Mr Brandjes says that all its models are of French oak frames, handlebars and front forks. However, customers do not have to worry about them getting wet in the rain.
“The bike in the common schema have been out for three years and still look good,” he says.
“As long as wet wood dries again, and that’s okay. You only need to Polish once a season.”
Everyone I spoke to reported feeling frustrated by the assumption of wood that the bikes were a bit less safe and sturdy than other bikes.
Mr Connor says to me that by using the right woods and construction techniques, his bikes are perfectly durable.
“A strong, seasoned wood, laminated in strips with reversing grain directions, bonded with aerospace adhesive is incredibly difficult.

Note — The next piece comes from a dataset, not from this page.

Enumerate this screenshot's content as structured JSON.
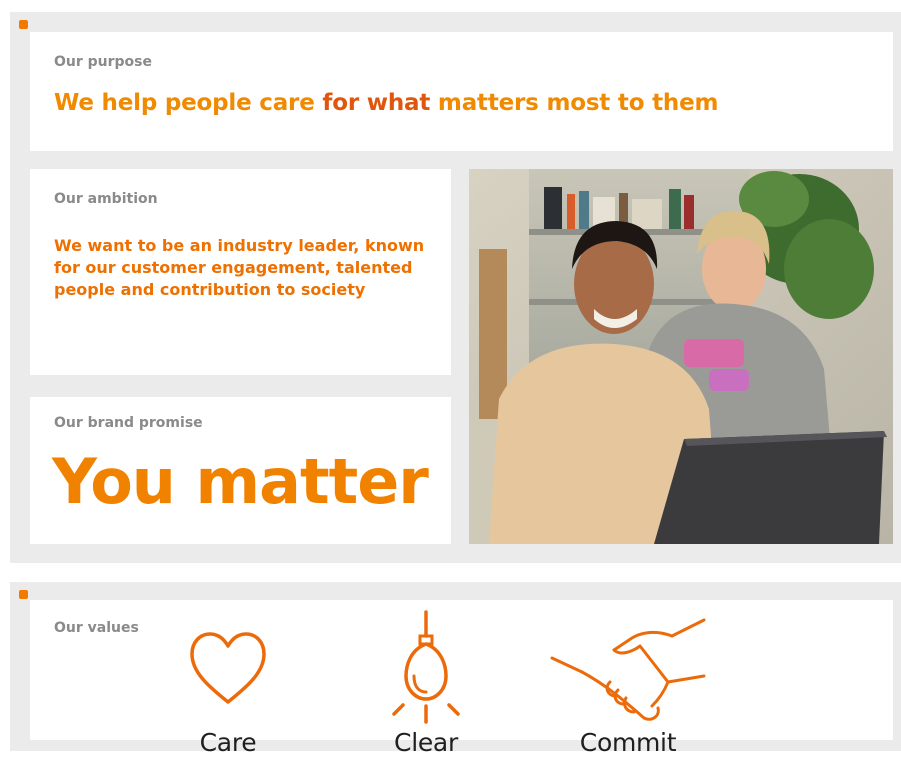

“Add alternating layers of carbon fiber and Kevlar, as in my bike, and the strength far exceeds the requirements for the realization of a reasonably lightweight performance of the frame of the bicycle.”
As regards their operation, the Mr Brandjes stresses that all his bikes have been tested by TÜV Rheinland, a renowned German organization for the certification of the product.
However, other obstacles that may hinder the companies in the space.
For one thing, wooden bikes tend to be heavier than many road bikes. The various models of the three companies I spoke to weigh between 9.9 kg and 25 kg.
“You can’t make them as light as carbon bikes,” says Mr. Connor, “but I don’t think that a pound or two more or less it counts”.
The people who buy them are not competitive riders, ” he adds. Too expensive?
Another problem is that wooden bikes tend to cost a lot, which can prevent higher sales volumes.
The american company, the Renovo, whose bikes start at $3,995, it is probably the number one producer of bicycles in the wood in all the world. And it still said the BBC had sold only 1,000 models since it was founded in 2007.
“If someone manages to create a wooden bicycle for less than 1,000 euro (£914), sales might increase,” Mr Cuzak says.
Has only sold 10 bikes from when he started in 2015, which means that he and his partner still have to work for the company, in their free time.
However, Mr Connor runs his business full-time, having sold about 65 pieces to date. And Bough Bike has moved about 600 bikes since it was founded in 2012.
Summing up what many in the wood industry of the bike I think, Mr. Cuzak says, “this is not a normal activity, but a slow business”.
However, he adds: “We have planted the seeds and are now waiting for the tree to grow. I believe that, in the end.”